If you are interested in hiking to Hanging Lake, you can find an excellent guide here:

Hiking Guide for Hanging Lake

If you would like to purchase prints of Hanging Lake, you can find them in my Landscape Gallery:

Hanging Lake Prints

Equipment Used

Olympus OMD EM-5

Panasonic 12-35 f/2.8

Gitzo 0540 Tripod

Really Right Stuff BH-30

Lee Seven5 3-stop ND

Crumpler Haven in a Patagonia Daypack

Backpacking with Micro Four-Thirds

Backpacking Setup

Backpacking Setup

Jun 12, 2013

The picture at left is why I love the micro four-thirds format so much.  What you see is all I need for a week of backpacking in Colorado. The whole setup probably weighs less than 7 lbs, including tripod. I’m confident that what you see here will allow me to capture everything I want while in the backcountry, and I won’t kill my back lugging heavy equipment. This also gives me room for those little nice-to-have extras like a tent and sleeping bag.  I just put all of this stuff in the Crumpler Haven bag and stuff it in my backpack.

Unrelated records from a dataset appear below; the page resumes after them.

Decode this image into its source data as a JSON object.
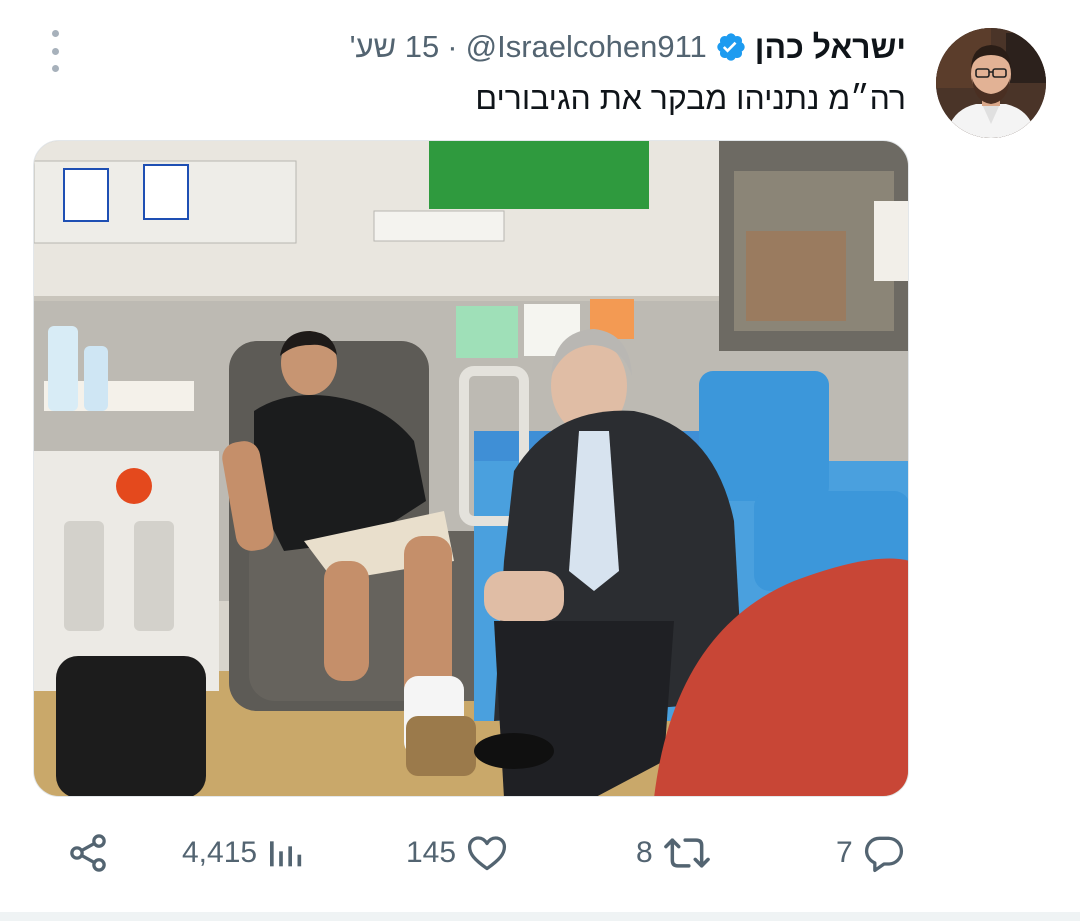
{
  "tweet": {
    "author": {
      "display_name": "ישראל כהן",
      "handle": "@Israelcohen911",
      "verified": true,
      "avatar_icon": "user-avatar"
    },
    "separator": "·",
    "time": "15 שע'",
    "text": "רה״מ נתניהו מבקר את הגיבורים",
    "media": {
      "type": "photo",
      "icon": "photo-hospital-room"
    },
    "metrics": {
      "views": "4,415",
      "likes": "145",
      "retweets": "8",
      "replies": "7"
    },
    "icons": {
      "more": "more-vertical-icon",
      "share": "share-icon",
      "views": "views-icon",
      "like": "heart-icon",
      "retweet": "retweet-icon",
      "reply": "reply-icon"
    }
  },
  "colors": {
    "text": "#0f1419",
    "secondary": "#536471",
    "verified": "#1d9bf0",
    "divider": "#eff3f4"
  }
}
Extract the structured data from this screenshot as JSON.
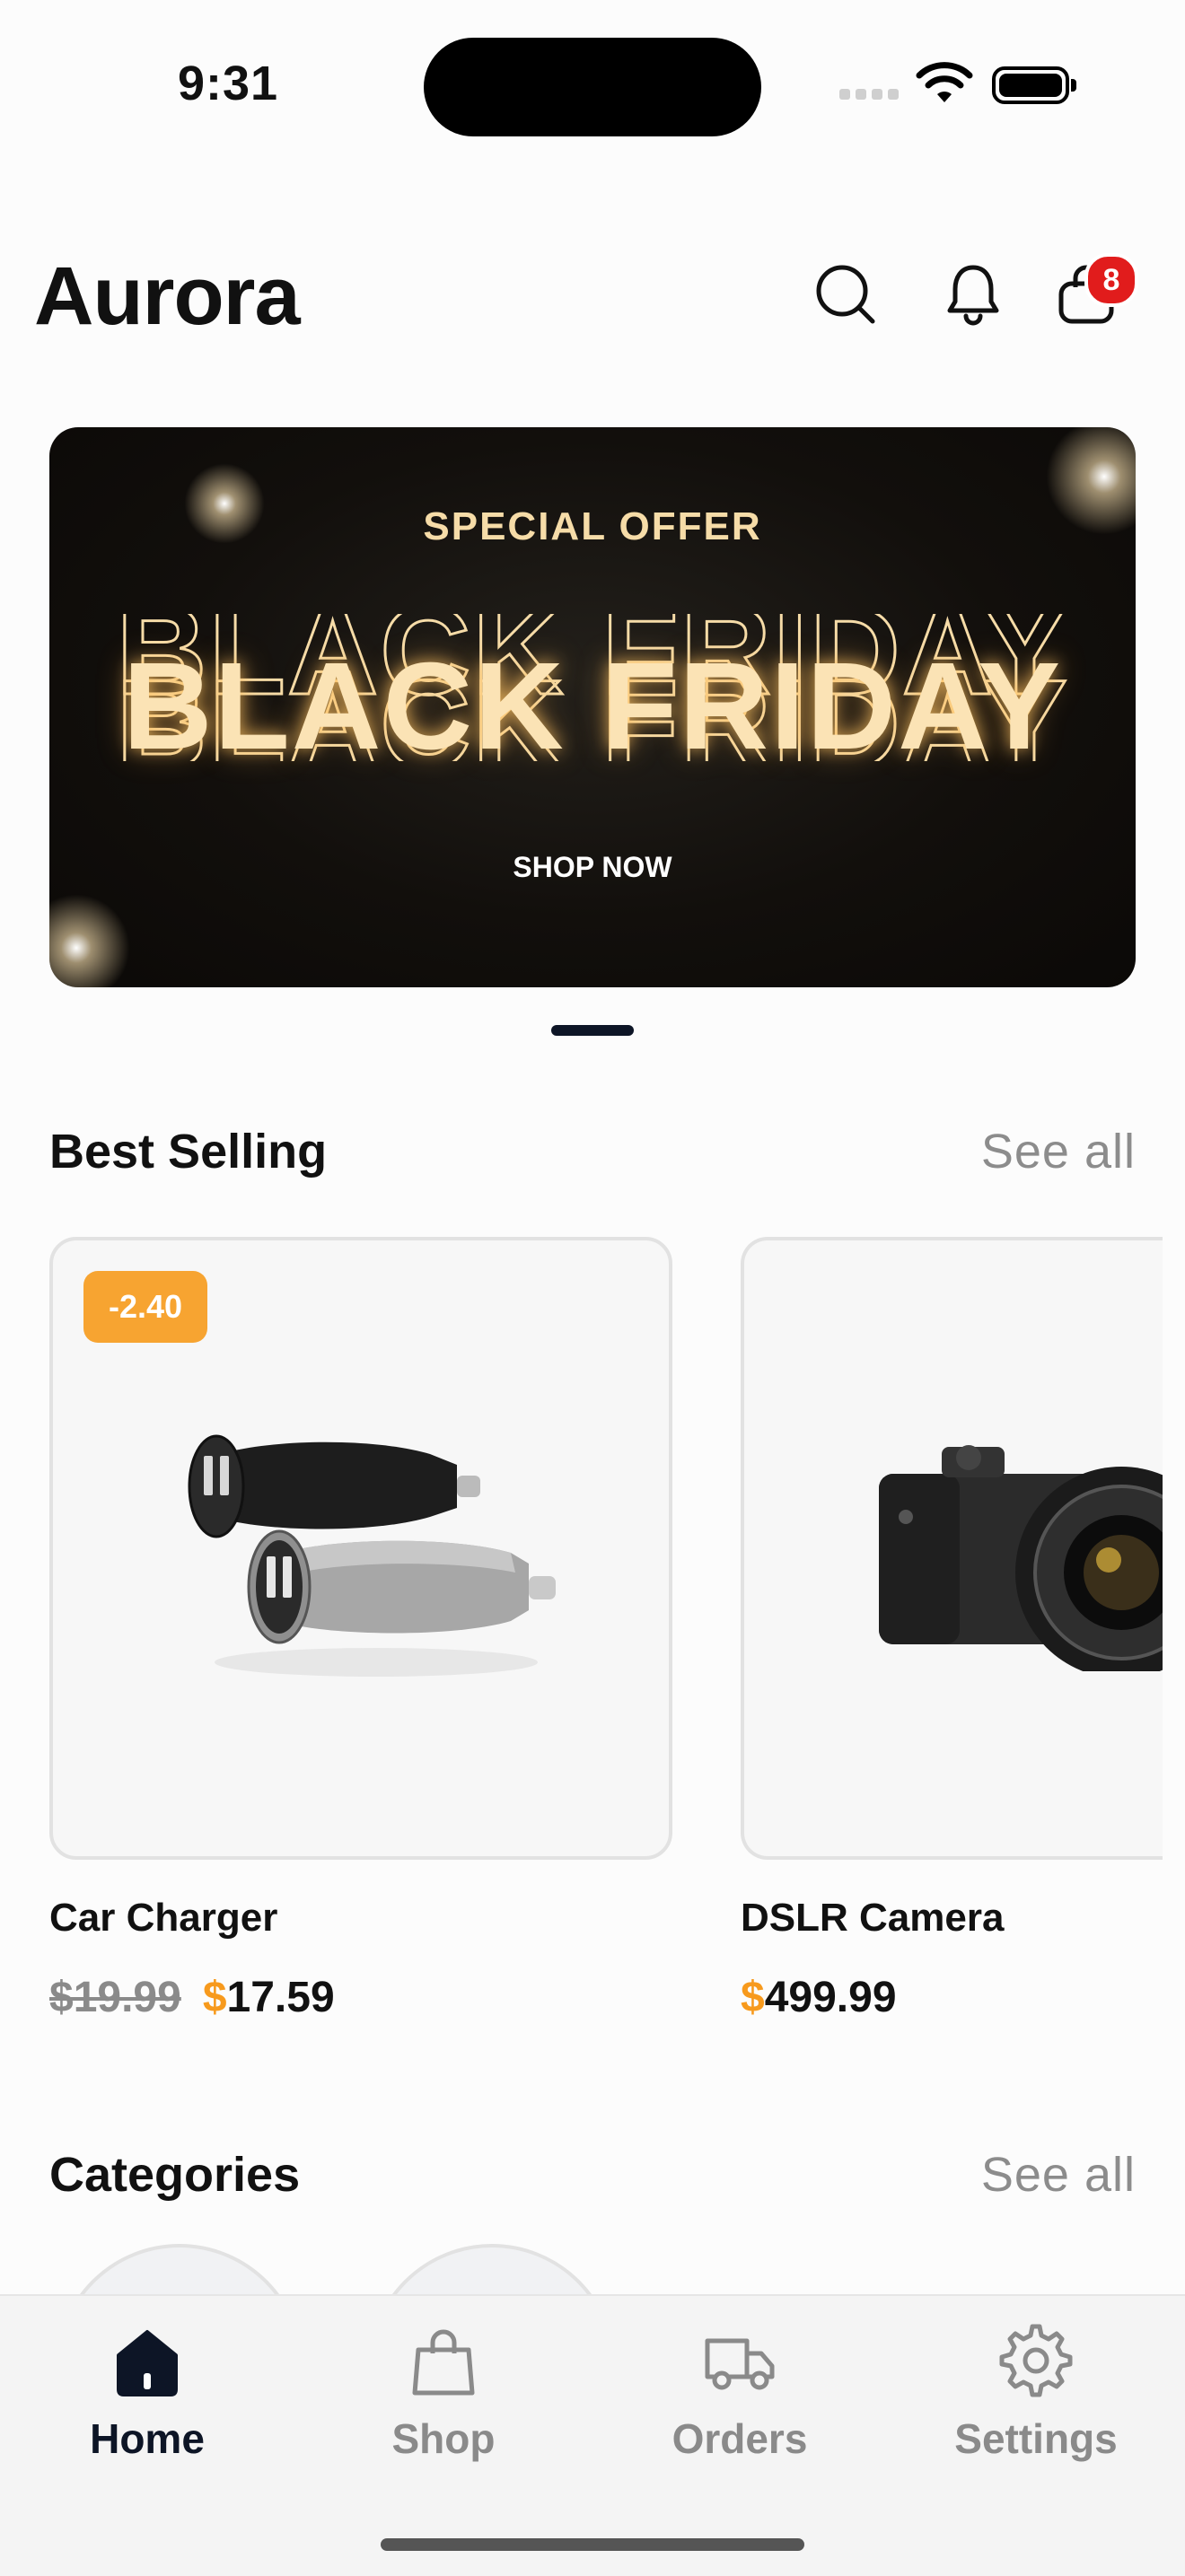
{
  "status_bar": {
    "time": "9:31"
  },
  "header": {
    "title": "Aurora",
    "cart_count": "8"
  },
  "banner": {
    "eyebrow": "SPECIAL OFFER",
    "headline": "BLACK FRIDAY",
    "cta": "SHOP NOW"
  },
  "best_selling": {
    "title": "Best Selling",
    "see_all": "See all",
    "products": [
      {
        "name": "Car Charger",
        "old_price": "$19.99",
        "currency": "$",
        "price": "17.59",
        "discount": "-2.40"
      },
      {
        "name": "DSLR Camera",
        "currency": "$",
        "price": "499.99"
      }
    ]
  },
  "categories": {
    "title": "Categories",
    "see_all": "See all"
  },
  "tabs": [
    {
      "label": "Home",
      "icon": "home-icon",
      "active": true
    },
    {
      "label": "Shop",
      "icon": "shopping-bag-icon",
      "active": false
    },
    {
      "label": "Orders",
      "icon": "truck-icon",
      "active": false
    },
    {
      "label": "Settings",
      "icon": "gear-icon",
      "active": false
    }
  ],
  "colors": {
    "accent": "#f79a1d",
    "badge": "#e11c1c",
    "active_tab": "#0d1526",
    "banner_text": "#f6dca8"
  }
}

I strap the tripod to the outside of the pack.

I’ll be on the road with limited access for the next week or so, but hopefully I’ll have something to show for it on the blog when I return.

Equipment shown (with Amazon links)

Olympus OM-D EM-5 with Really Right Stuff L-plate

Panasonic 12-35 f/2.8

Panasonic 35-100 f/2.8

Olympus 9-18

Crumpler Haven – Large

Lowepro Filter Pouch with various Lee Seven5 filters

Gitzo 0540 tripod with Really Right Stuff BH-30 Ballhead

Embracing the Crowds Part 3, Form and Flow

A Busy Day at the Eiffel Tower Paris, France

A Busy Day at the Eiffel Tower
Paris, France

May 22, 2013

Today’s picture is one of my favorite travel photos. I like the picture from an artistic standpoint and it also brings back memories of a great trip. I took this image with my very first digital camera (a 5-megapixel Nikon E5700) almost 10 years ago. The picture was one of the winners in an international photo competition at my university a few years ago that was judged by a well-known National Geographic photographer. It also appeared as the cover photo on the university’s calendar that year. Continue reading